By Nadia El-Ahmar.
Tripoli, 2 March 2013:
The British Council launched an organised and promising social development projects event on Wednesday 27th at . . .[restrict]the Corinthia Hotel, Tripoli.
Around 150 eager adults and youth, both men and women, attended the event, including staff from the British embassy in Tripoli.
The British Council, which is a UK international charity organisation, aims to strengthen understanding and trust between different cultures, creating more inclusive societies. The organisation works closely with groups in society that have a strong influence on cultural relations.
The British Council obtains funding contributions from the Foreign Common Wealth Office and sponsorship from different organisations.
Mohammed Shawish, British Council Programmes manager told the Libya Herald, “We want emerging NGOs to make the change they want to see”, adding that, “this is an ongoing project in the MENA region, South East Asia, Eastern Europe and in the UK.”
Mohammed Shawish also hopes for women’s rights, “not just in the short term, but also the long term.”
Two programmes launched were Active Citizen and Women in Public Life.
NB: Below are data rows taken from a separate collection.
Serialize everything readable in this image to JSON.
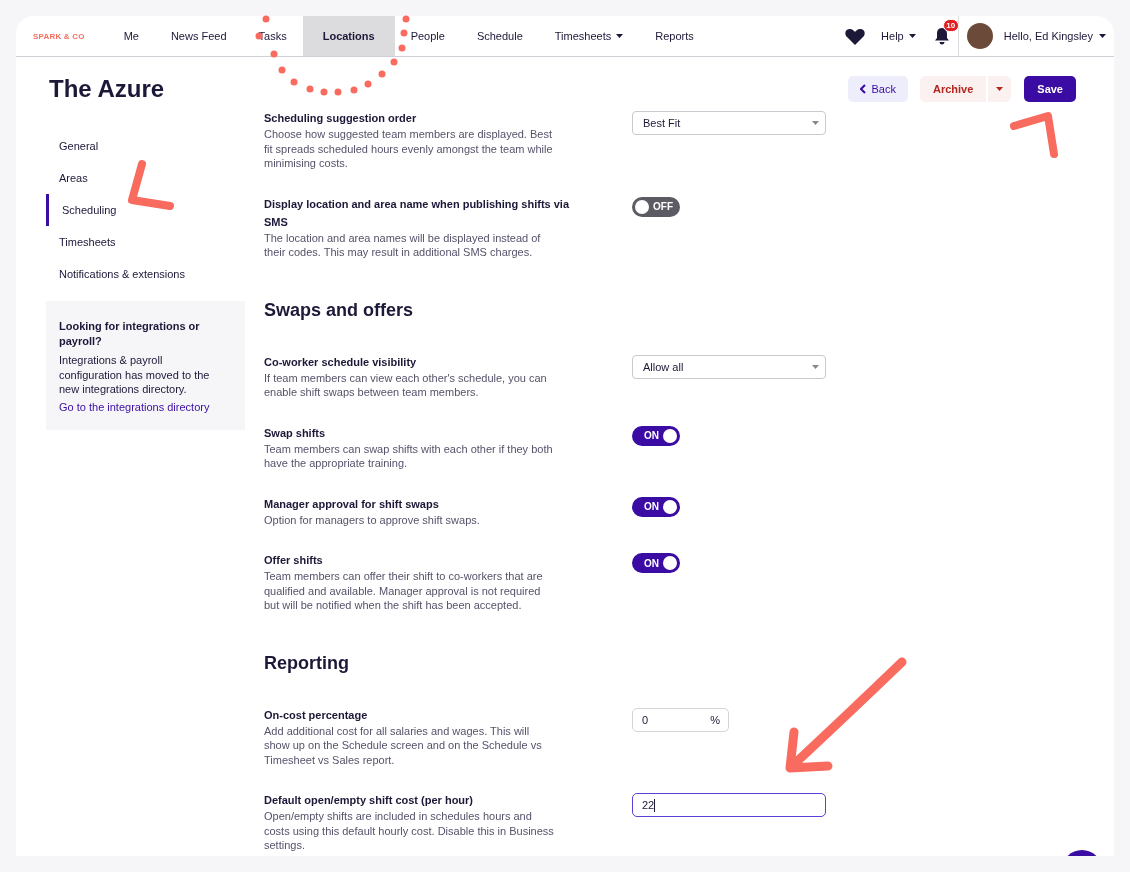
{
  "brand": "SPARK & CO",
  "nav": [
    {
      "label": "Me",
      "selected": false,
      "dropdown": false
    },
    {
      "label": "News Feed",
      "selected": false,
      "dropdown": false
    },
    {
      "label": "Tasks",
      "selected": false,
      "dropdown": false
    },
    {
      "label": "Locations",
      "selected": true,
      "dropdown": false
    },
    {
      "label": "People",
      "selected": false,
      "dropdown": false
    },
    {
      "label": "Schedule",
      "selected": false,
      "dropdown": false
    },
    {
      "label": "Timesheets",
      "selected": false,
      "dropdown": true
    },
    {
      "label": "Reports",
      "selected": false,
      "dropdown": false
    }
  ],
  "nav_right": {
    "help": "Help",
    "notification_count": "10",
    "greeting": "Hello, Ed Kingsley"
  },
  "page_title": "The Azure",
  "actions": {
    "back": "Back",
    "archive": "Archive",
    "save": "Save"
  },
  "sidebar": {
    "items": [
      {
        "label": "General",
        "selected": false
      },
      {
        "label": "Areas",
        "selected": false
      },
      {
        "label": "Scheduling",
        "selected": true
      },
      {
        "label": "Timesheets",
        "selected": false
      },
      {
        "label": "Notifications & extensions",
        "selected": false
      }
    ],
    "callout": {
      "title": "Looking for integrations or payroll?",
      "text": "Integrations & payroll configuration has moved to the new integrations directory.",
      "link": "Go to the integrations directory"
    }
  },
  "sections": [
    {
      "settings": [
        {
          "kind": "select",
          "title": "Scheduling suggestion order",
          "description": "Choose how suggested team members are displayed. Best fit spreads scheduled hours evenly amongst the team while minimising costs.",
          "value": "Best Fit"
        },
        {
          "kind": "toggle",
          "title": "Display location and area name when publishing shifts via SMS",
          "description": "The location and area names will be displayed instead of their codes. This may result in additional SMS charges.",
          "on": false,
          "state_label": "OFF"
        }
      ]
    },
    {
      "heading": "Swaps and offers",
      "settings": [
        {
          "kind": "select",
          "title": "Co-worker schedule visibility",
          "description": "If team members can view each other's schedule, you can enable shift swaps between team members.",
          "value": "Allow all"
        },
        {
          "kind": "toggle",
          "title": "Swap shifts",
          "description": "Team members can swap shifts with each other if they both have the appropriate training.",
          "on": true,
          "state_label": "ON"
        },
        {
          "kind": "toggle",
          "title": "Manager approval for shift swaps",
          "description": "Option for managers to approve shift swaps.",
          "on": true,
          "state_label": "ON"
        },
        {
          "kind": "toggle",
          "title": "Offer shifts",
          "description": "Team members can offer their shift to co-workers that are qualified and available. Manager approval is not required but will be notified when the shift has been accepted.",
          "on": true,
          "state_label": "ON"
        }
      ]
    },
    {
      "heading": "Reporting",
      "settings": [
        {
          "kind": "percent",
          "title": "On-cost percentage",
          "description": "Add additional cost for all salaries and wages. This will show up on the Schedule screen and on the Schedule vs Timesheet vs Sales report.",
          "value": "0",
          "unit": "%"
        },
        {
          "kind": "text",
          "title": "Default open/empty shift cost (per hour)",
          "description": "Open/empty shifts are included in schedules hours and costs using this default hourly cost. Disable this in Business settings.",
          "value": "22",
          "focused": true
        }
      ]
    }
  ]
}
Active Citizen, targeting particularly youth groups, women’s groups and cultural groups, aspires to encourage people to recognise their potential to contribute to their communities peacefully and effectively, at both a local and international level.
The Women in Public Life project endeavours to build confidence, skills and experience among women and support their active involvement in public life including national and local political processes in Libya. To accomplish this, Train the Trainers workshops for a core group of women will be taking place in different communities across the country.
The partner organisation had a chance to talk about their involvement in the two programmes, Active Citizen and Women in Public Life. Numerous social development project teams also had an opportunity to showcase their projects at the event.
Guests enjoyed tea, coffee and sweet dishes before being welcomed by Justin Kernot, British Council Acting Director, who “aims to enhance the skills and ability of Libyan society”, Dr Abdulrahman Arebi, Ministry of Culture and Civil Society and Dr Farida Al Alagi, Director of The Forum for supporting Civil Society Organisations.
Dr Al Alagi points out, “Libyan people have religion; they fast, pray, and perform Hajj. Now what they need are houses, health care and employment for the youth.”
Subsequently, H2O Youth Organisation, Association of Women’s Affairs, Alliqa Foundation, Tafot N Tilli Association, Bokra Youth Organisation, The Civil Society Coordinating Organisation and the Libyan Youth Movement had duration of 10 minutes to present their plans to the audience, with a question and answer session to conclude.
One plan of the H2O Youth Organisation is for internet access to be provided to areas of Libya that are currently without it. The final goal is for the whole of Libya to be connected. The organisation is also hoping to offer internet training workshops for teachers, in which the knowledge will then inevitably be passed on to students. This is to ensure future electronic governance. Another plan is to ensure governmental accountability by having a monthly report written on the governmental actions and decisions taken.
Association of Women’s Affairs organisation sent 20 women to Egypt for duration of one week to take a social development course. Their ultimate goal is to promote women in the public sphere and break the so called glass ceiling in Libya.
Bokra Youth Organisation which is based in Benghazi aims to build confidence and encourage young people to engage in politics, economics and social development. The organisation initially ran small workshops, but is gaining more success with the help of the British Council.
Taha Khalifa Sultan, from the Bokra Youth Organisation said, “change in Libya will come by building confidence in the youth.”
Youth unemployment has been an ongoing problem in Libya. Before the revolution Libya was struggling with an unemployment rate of 30% overall most of which are youth, and now it is much higher. [/restrict]